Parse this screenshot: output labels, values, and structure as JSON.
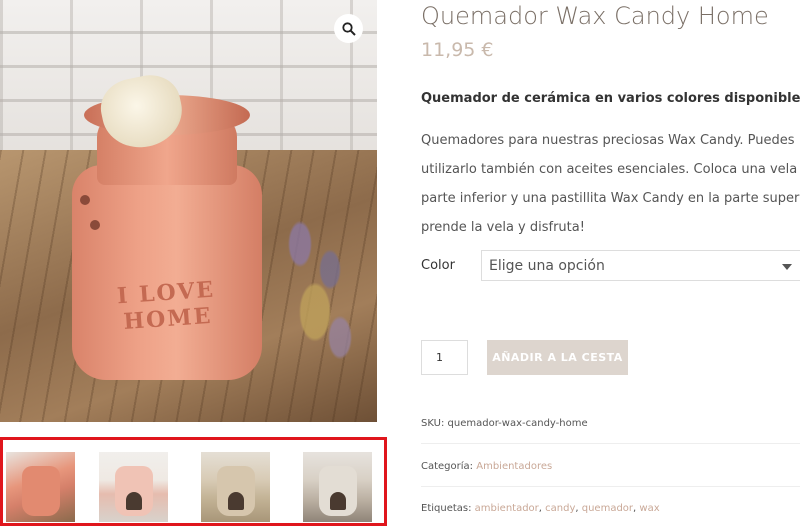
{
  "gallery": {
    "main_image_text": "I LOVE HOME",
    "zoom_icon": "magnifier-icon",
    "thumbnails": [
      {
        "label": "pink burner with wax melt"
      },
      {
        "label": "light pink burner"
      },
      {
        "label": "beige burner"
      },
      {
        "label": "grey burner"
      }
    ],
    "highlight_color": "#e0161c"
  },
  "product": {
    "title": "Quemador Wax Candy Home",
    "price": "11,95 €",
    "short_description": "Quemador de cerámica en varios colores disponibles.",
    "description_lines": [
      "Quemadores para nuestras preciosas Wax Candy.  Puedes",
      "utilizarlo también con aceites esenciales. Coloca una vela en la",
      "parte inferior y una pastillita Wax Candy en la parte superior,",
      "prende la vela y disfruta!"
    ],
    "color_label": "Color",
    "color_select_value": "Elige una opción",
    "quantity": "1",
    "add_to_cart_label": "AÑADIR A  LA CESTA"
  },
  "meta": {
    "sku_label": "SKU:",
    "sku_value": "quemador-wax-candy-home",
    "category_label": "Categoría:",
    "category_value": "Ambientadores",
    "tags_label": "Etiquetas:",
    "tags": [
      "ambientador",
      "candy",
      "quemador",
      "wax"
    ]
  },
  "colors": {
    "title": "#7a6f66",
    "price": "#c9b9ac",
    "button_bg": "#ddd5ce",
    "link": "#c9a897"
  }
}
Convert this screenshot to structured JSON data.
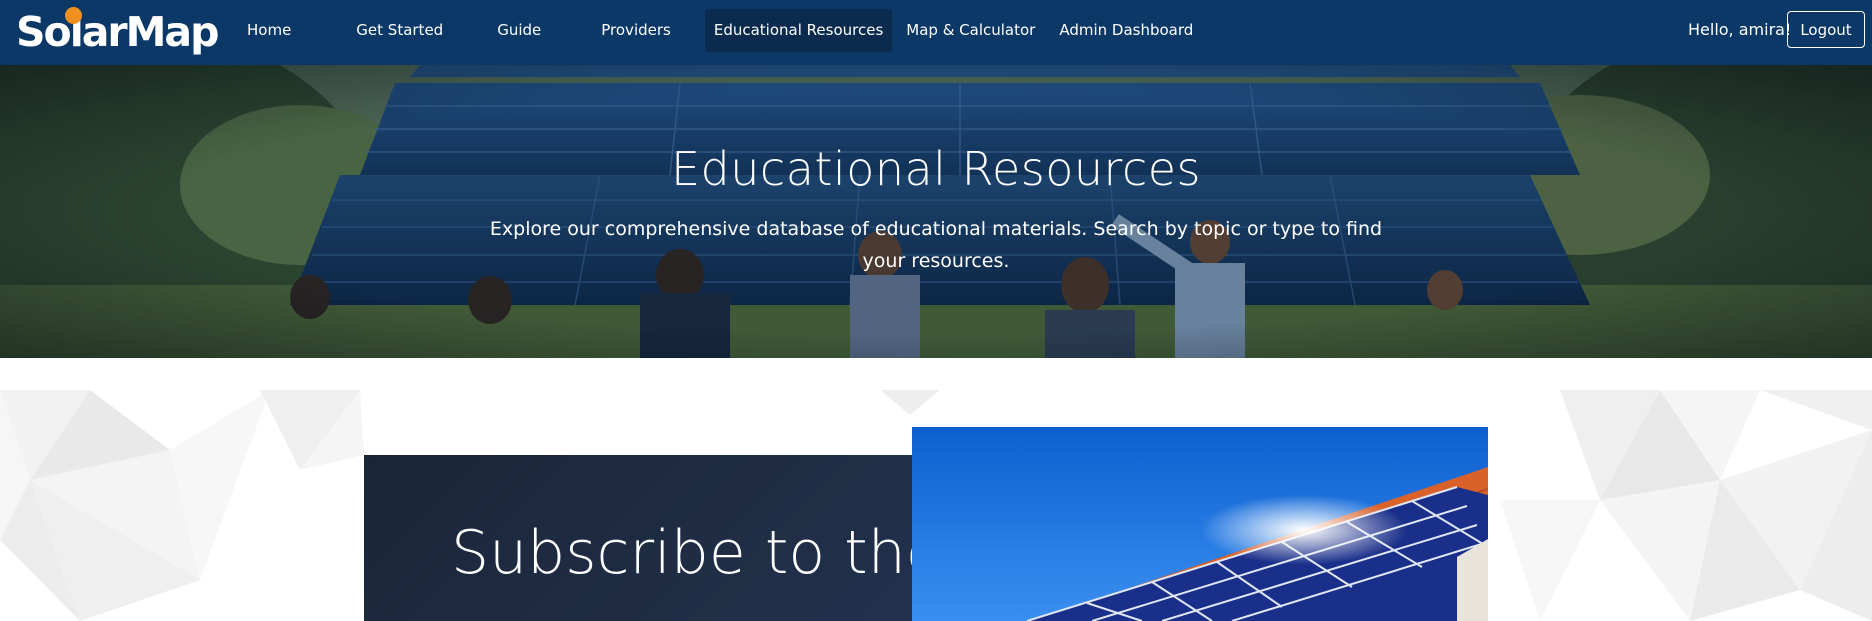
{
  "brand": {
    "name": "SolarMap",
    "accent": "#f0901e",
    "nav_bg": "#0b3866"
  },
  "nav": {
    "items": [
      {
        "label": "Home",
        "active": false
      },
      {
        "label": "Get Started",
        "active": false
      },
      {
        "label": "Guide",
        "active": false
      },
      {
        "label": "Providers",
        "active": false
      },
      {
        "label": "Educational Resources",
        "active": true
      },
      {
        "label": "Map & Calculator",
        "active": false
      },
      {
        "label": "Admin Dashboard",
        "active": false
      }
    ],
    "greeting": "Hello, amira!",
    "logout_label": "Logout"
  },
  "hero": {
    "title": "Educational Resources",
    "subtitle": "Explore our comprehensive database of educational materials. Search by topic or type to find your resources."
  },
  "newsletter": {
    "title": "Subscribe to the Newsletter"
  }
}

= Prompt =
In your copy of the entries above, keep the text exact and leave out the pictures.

= Task response =
Parse this screenshot: output labels, values, and structure as JSON.
{
  "gallery": {
    "main_image_text": "I LOVE HOME",
    "zoom_icon": "magnifier-icon",
    "thumbnails": [
      {
        "label": "pink burner with wax melt"
      },
      {
        "label": "light pink burner"
      },
      {
        "label": "beige burner"
      },
      {
        "label": "grey burner"
      }
    ],
    "highlight_color": "#e0161c"
  },
  "product": {
    "title": "Quemador Wax Candy Home",
    "price": "11,95 €",
    "short_description": "Quemador de cerámica en varios colores disponibles.",
    "description_lines": [
      "Quemadores para nuestras preciosas Wax Candy.  Puedes",
      "utilizarlo también con aceites esenciales. Coloca una vela en la",
      "parte inferior y una pastillita Wax Candy en la parte superior,",
      "prende la vela y disfruta!"
    ],
    "color_label": "Color",
    "color_select_value": "Elige una opción",
    "quantity": "1",
    "add_to_cart_label": "AÑADIR A  LA CESTA"
  },
  "meta": {
    "sku_label": "SKU:",
    "sku_value": "quemador-wax-candy-home",
    "category_label": "Categoría:",
    "category_value": "Ambientadores",
    "tags_label": "Etiquetas:",
    "tags": [
      "ambientador",
      "candy",
      "quemador",
      "wax"
    ]
  },
  "colors": {
    "title": "#7a6f66",
    "price": "#c9b9ac",
    "button_bg": "#ddd5ce",
    "link": "#c9a897"
  }
}
Convert this screenshot to structured JSON data.
{
  "brand": {
    "name": "SolarMap",
    "accent": "#f0901e",
    "nav_bg": "#0b3866"
  },
  "nav": {
    "items": [
      {
        "label": "Home",
        "active": false
      },
      {
        "label": "Get Started",
        "active": false
      },
      {
        "label": "Guide",
        "active": false
      },
      {
        "label": "Providers",
        "active": false
      },
      {
        "label": "Educational Resources",
        "active": true
      },
      {
        "label": "Map & Calculator",
        "active": false
      },
      {
        "label": "Admin Dashboard",
        "active": false
      }
    ],
    "greeting": "Hello, amira!",
    "logout_label": "Logout"
  },
  "hero": {
    "title": "Educational Resources",
    "subtitle": "Explore our comprehensive database of educational materials. Search by topic or type to find your resources."
  },
  "newsletter": {
    "title": "Subscribe to the Newsletter"
  }
}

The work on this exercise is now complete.